##### Records shown #####

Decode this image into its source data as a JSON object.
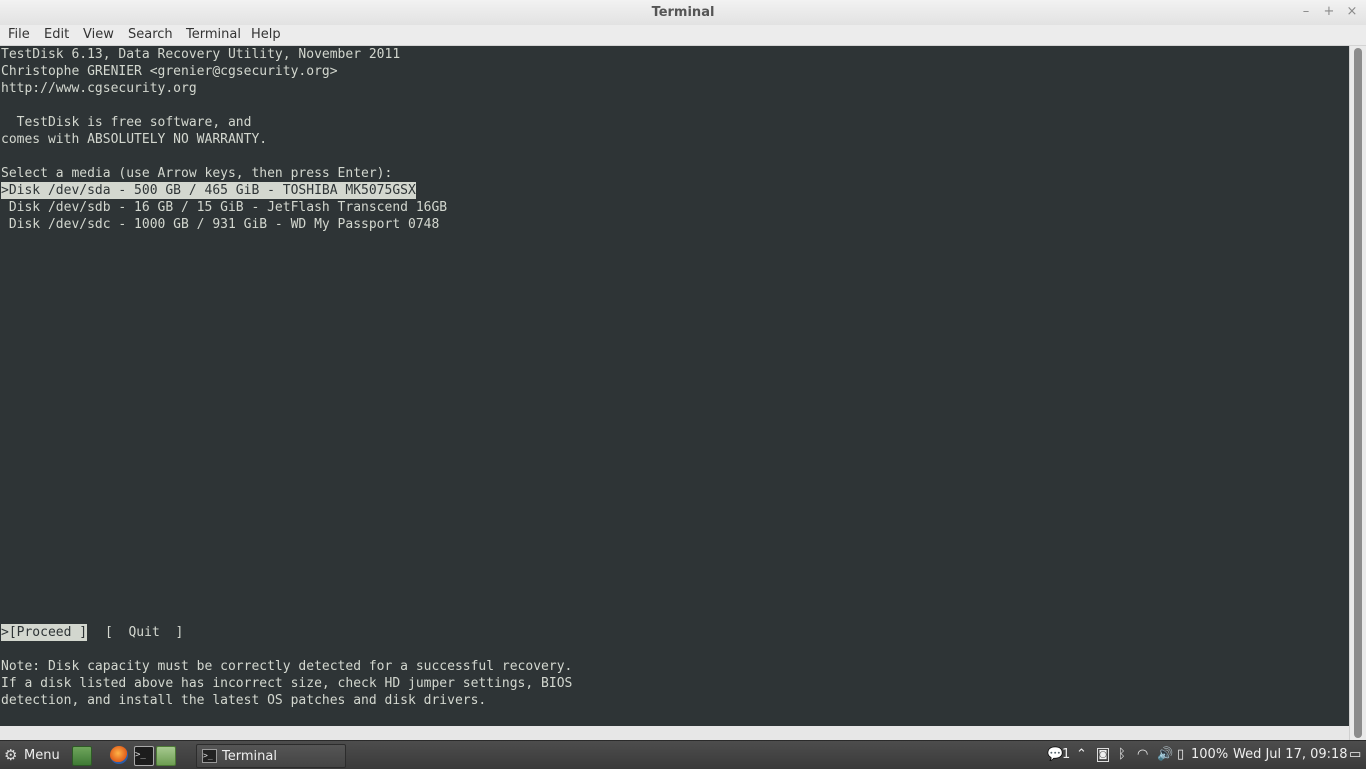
{
  "window": {
    "title": "Terminal",
    "controls": {
      "minimize": "–",
      "maximize": "+",
      "close": "×"
    }
  },
  "menubar": {
    "items": [
      "File",
      "Edit",
      "View",
      "Search",
      "Terminal",
      "Help"
    ]
  },
  "terminal": {
    "header": [
      "TestDisk 6.13, Data Recovery Utility, November 2011",
      "Christophe GRENIER <grenier@cgsecurity.org>",
      "http://www.cgsecurity.org"
    ],
    "license": [
      "  TestDisk is free software, and",
      "comes with ABSOLUTELY NO WARRANTY."
    ],
    "prompt": "Select a media (use Arrow keys, then press Enter):",
    "disks": [
      ">Disk /dev/sda - 500 GB / 465 GiB - TOSHIBA MK5075GSX",
      " Disk /dev/sdb - 16 GB / 15 GiB - JetFlash Transcend 16GB",
      " Disk /dev/sdc - 1000 GB / 931 GiB - WD My Passport 0748"
    ],
    "actions": {
      "proceed": ">[Proceed ]",
      "quit": "[  Quit  ]"
    },
    "note": [
      "Note: Disk capacity must be correctly detected for a successful recovery.",
      "If a disk listed above has incorrect size, check HD jumper settings, BIOS",
      "detection, and install the latest OS patches and disk drivers."
    ]
  },
  "panel": {
    "menu_label": "Menu",
    "task_label": "Terminal",
    "notifications": "1",
    "battery": "100%",
    "clock": "Wed Jul 17, 09:18",
    "icons": [
      "gear-icon",
      "show-desktop-icon",
      "firefox-icon",
      "terminal-icon",
      "files-icon",
      "notification-icon",
      "chevron-up-icon",
      "network-manager-icon",
      "bluetooth-icon",
      "wifi-icon",
      "volume-icon",
      "battery-icon",
      "workspace-icon"
    ]
  }
}
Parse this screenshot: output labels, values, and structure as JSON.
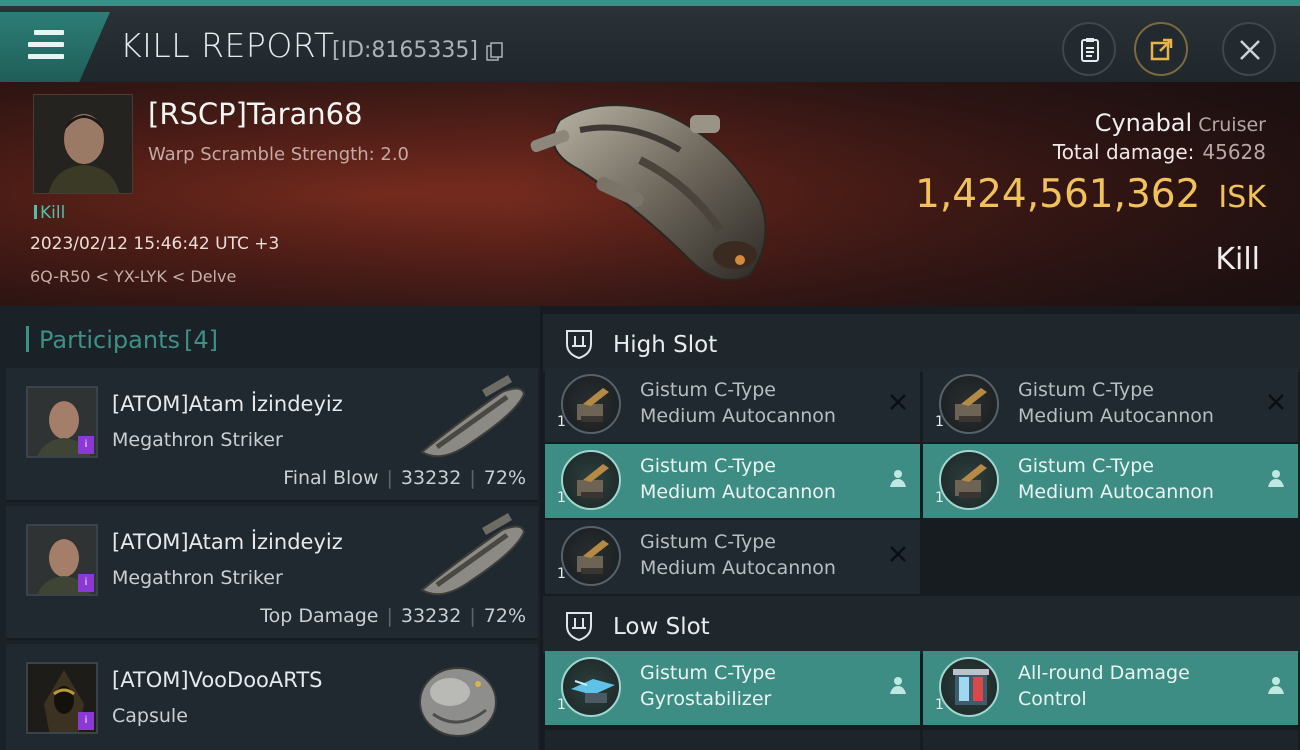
{
  "header": {
    "title": "KILL REPORT",
    "report_id": "[ID:8165335]"
  },
  "victim": {
    "pilot": "[RSCP]Taran68",
    "scramble": "Warp Scramble Strength:  2.0",
    "kill_tag": "Kill",
    "datetime": "2023/02/12 15:46:42 UTC +3",
    "location": "6Q-R50 < YX-LYK < Delve",
    "ship_name": "Cynabal",
    "ship_class": "Cruiser",
    "total_damage_label": "Total damage:",
    "total_damage": "45628",
    "isk_value": "1,424,561,362",
    "isk_unit": "ISK",
    "result": "Kill"
  },
  "participants": {
    "title": "Participants",
    "count": "[4]",
    "rows": [
      {
        "name": "[ATOM]Atam İzindeyiz",
        "ship": "Megathron Striker",
        "role": "Final Blow",
        "damage": "33232",
        "percent": "72%"
      },
      {
        "name": "[ATOM]Atam İzindeyiz",
        "ship": "Megathron Striker",
        "role": "Top Damage",
        "damage": "33232",
        "percent": "72%"
      },
      {
        "name": "[ATOM]VooDooARTS",
        "ship": "Capsule",
        "role": "",
        "damage": "",
        "percent": ""
      }
    ]
  },
  "slots": {
    "high": {
      "label": "High Slot",
      "modules": [
        {
          "name1": "Gistum C-Type",
          "name2": "Medium Autocannon",
          "qty": "1",
          "state": "destroyed"
        },
        {
          "name1": "Gistum C-Type",
          "name2": "Medium Autocannon",
          "qty": "1",
          "state": "destroyed"
        },
        {
          "name1": "Gistum C-Type",
          "name2": "Medium Autocannon",
          "qty": "1",
          "state": "dropped"
        },
        {
          "name1": "Gistum C-Type",
          "name2": "Medium Autocannon",
          "qty": "1",
          "state": "dropped"
        },
        {
          "name1": "Gistum C-Type",
          "name2": "Medium Autocannon",
          "qty": "1",
          "state": "destroyed"
        }
      ]
    },
    "low": {
      "label": "Low Slot",
      "modules": [
        {
          "name1": "Gistum C-Type",
          "name2": "Gyrostabilizer",
          "qty": "1",
          "state": "dropped"
        },
        {
          "name1": "All-round Damage",
          "name2": "Control",
          "qty": "1",
          "state": "dropped"
        }
      ]
    }
  },
  "colors": {
    "accent": "#3e8d84",
    "isk_gold": "#f1c15b",
    "rarity_badge": "#8a38d6"
  }
}
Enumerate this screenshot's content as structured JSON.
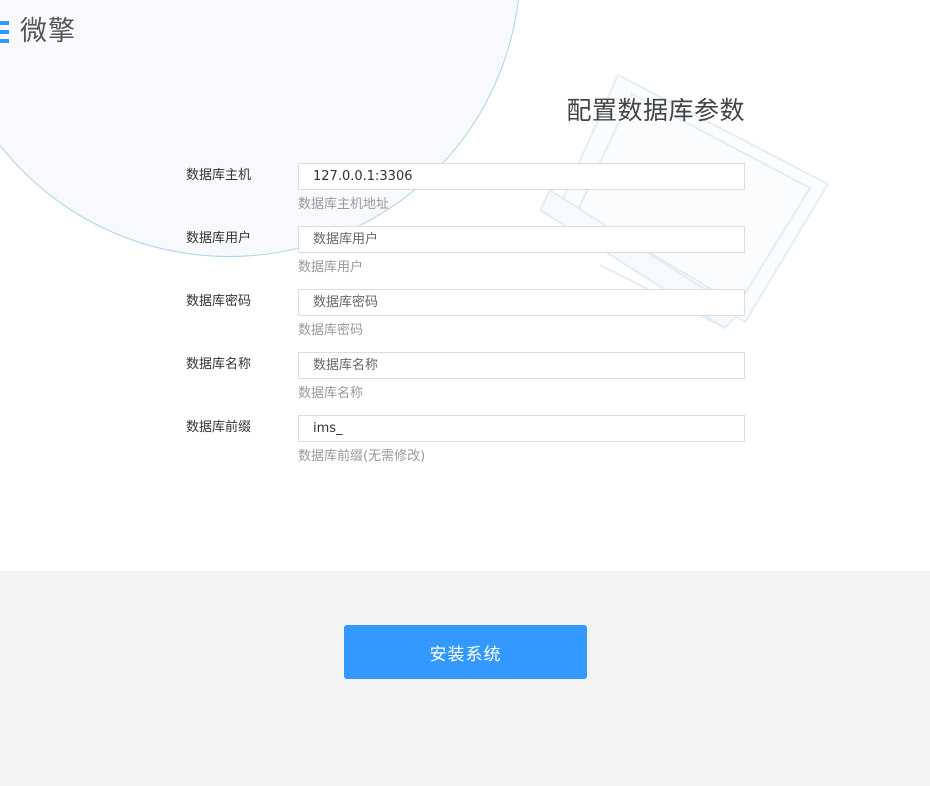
{
  "brand": {
    "name": "微擎",
    "icon": "logo-icon",
    "accent": "#3399ff"
  },
  "page": {
    "title": "配置数据库参数"
  },
  "form": {
    "fields": [
      {
        "label": "数据库主机",
        "value": "127.0.0.1:3306",
        "placeholder": "",
        "hint": "数据库主机地址"
      },
      {
        "label": "数据库用户",
        "value": "",
        "placeholder": "数据库用户",
        "hint": "数据库用户"
      },
      {
        "label": "数据库密码",
        "value": "",
        "placeholder": "数据库密码",
        "hint": "数据库密码"
      },
      {
        "label": "数据库名称",
        "value": "",
        "placeholder": "数据库名称",
        "hint": "数据库名称"
      },
      {
        "label": "数据库前缀",
        "value": "ims_",
        "placeholder": "",
        "hint": "数据库前缀(无需修改)"
      }
    ]
  },
  "actions": {
    "install_label": "安装系统",
    "install_color": "#3399ff"
  },
  "colors": {
    "footer_background": "#f3f3f3",
    "circle_border": "#a9d3ee"
  }
}
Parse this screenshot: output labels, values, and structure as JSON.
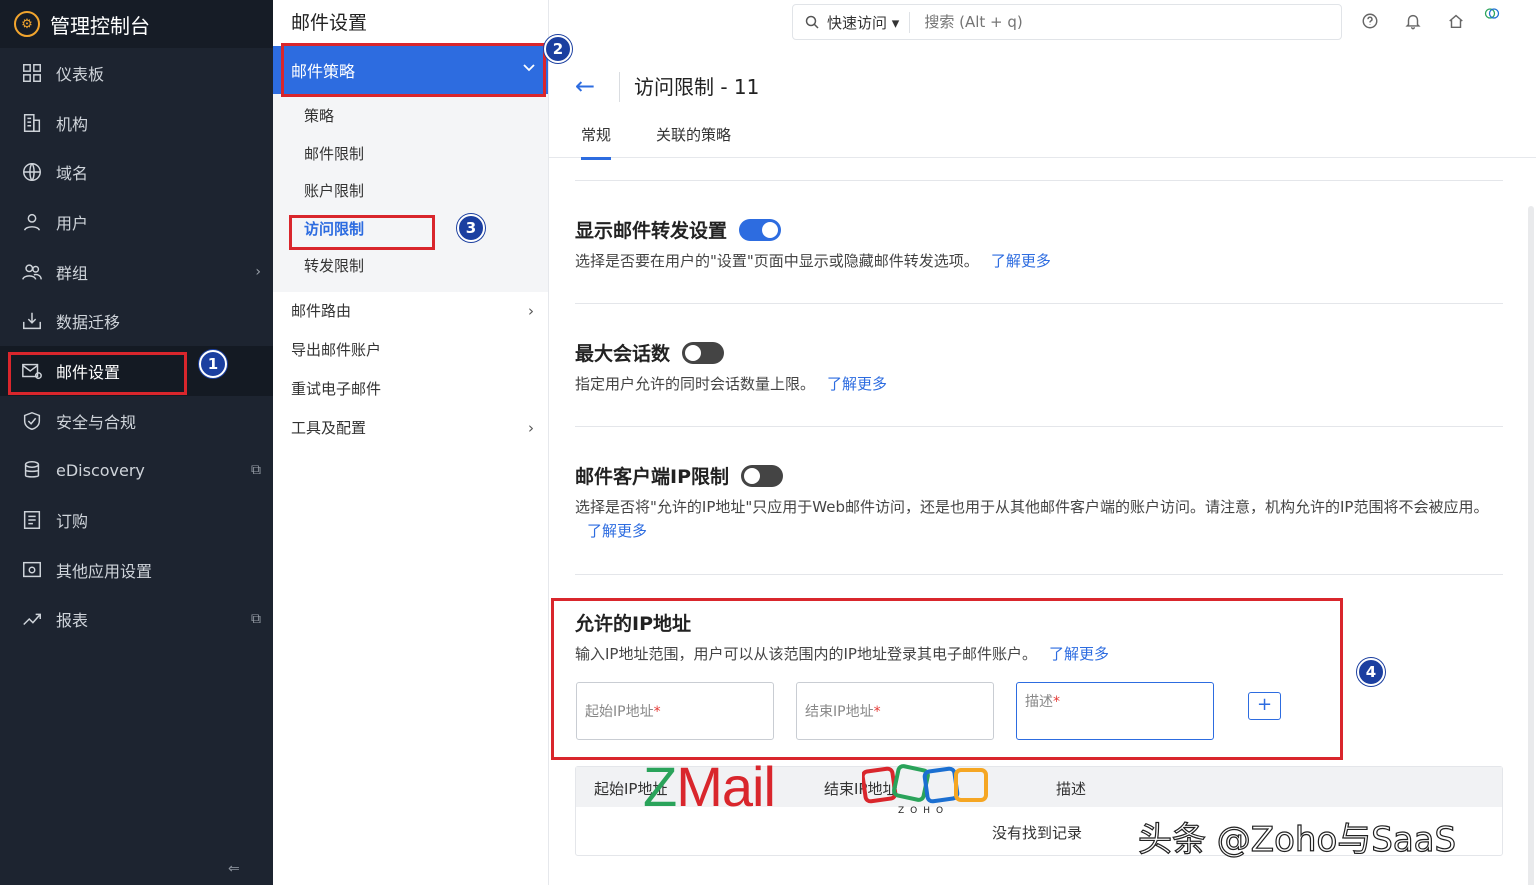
{
  "sidebar": {
    "title": "管理控制台",
    "items": [
      {
        "label": "仪表板",
        "icon": "dashboard-icon"
      },
      {
        "label": "机构",
        "icon": "building-icon"
      },
      {
        "label": "域名",
        "icon": "globe-icon"
      },
      {
        "label": "用户",
        "icon": "user-icon"
      },
      {
        "label": "群组",
        "icon": "group-icon"
      },
      {
        "label": "数据迁移",
        "icon": "migrate-icon"
      },
      {
        "label": "邮件设置",
        "icon": "mail-settings-icon"
      },
      {
        "label": "安全与合规",
        "icon": "shield-icon"
      },
      {
        "label": "eDiscovery",
        "icon": "ediscovery-icon"
      },
      {
        "label": "订购",
        "icon": "subscription-icon"
      },
      {
        "label": "其他应用设置",
        "icon": "apps-settings-icon"
      },
      {
        "label": "报表",
        "icon": "report-icon"
      }
    ],
    "collapse_glyph": "⇐"
  },
  "submenu": {
    "header": "邮件设置",
    "group": "邮件策略",
    "sub_items": [
      "策略",
      "邮件限制",
      "账户限制",
      "访问限制",
      "转发限制"
    ],
    "items": [
      "邮件路由",
      "导出邮件账户",
      "重试电子邮件",
      "工具及配置"
    ]
  },
  "topbar": {
    "quick_access": "快速访问",
    "search_placeholder": "搜索 (Alt + q)"
  },
  "page": {
    "title": "访问限制 - 11",
    "tabs": [
      "常规",
      "关联的策略"
    ],
    "sections": {
      "forward": {
        "title": "显示邮件转发设置",
        "desc": "选择是否要在用户的\"设置\"页面中显示或隐藏邮件转发选项。",
        "link": "了解更多",
        "enabled": true
      },
      "sessions": {
        "title": "最大会话数",
        "desc": "指定用户允许的同时会话数量上限。",
        "link": "了解更多",
        "enabled": false
      },
      "client_ip": {
        "title": "邮件客户端IP限制",
        "desc": "选择是否将\"允许的IP地址\"只应用于Web邮件访问，还是也用于从其他邮件客户端的账户访问。请注意，机构允许的IP范围将不会被应用。",
        "link": "了解更多",
        "enabled": false
      },
      "allowed_ip": {
        "title": "允许的IP地址",
        "desc": "输入IP地址范围，用户可以从该范围内的IP地址登录其电子邮件账户。",
        "link": "了解更多"
      }
    },
    "fields": {
      "start_ip": "起始IP地址",
      "end_ip": "结束IP地址",
      "description": "描述",
      "required_mark": "*",
      "add": "+"
    },
    "table": {
      "headers": [
        "起始IP地址",
        "结束IP地址",
        "描述"
      ],
      "empty": "没有找到记录"
    }
  },
  "annotations": [
    "1",
    "2",
    "3",
    "4"
  ],
  "overlay": {
    "zmail": "Mail",
    "zmail_z": "Z",
    "zoho": "ZOHO",
    "watermark": "头条 @Zoho与SaaS"
  }
}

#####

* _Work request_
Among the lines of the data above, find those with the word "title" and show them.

* _Response to this task_
    "title": "Terminal",
    "title": "KILL REPORT",
    "title": "Participants",
    "title": "配置数据库参数"
    "title": "管理控制台",
    "title": "访问限制 - 11",
        "title": "显示邮件转发设置",
        "title": "最大会话数",
        "title": "邮件客户端IP限制",
        "title": "允许的IP地址",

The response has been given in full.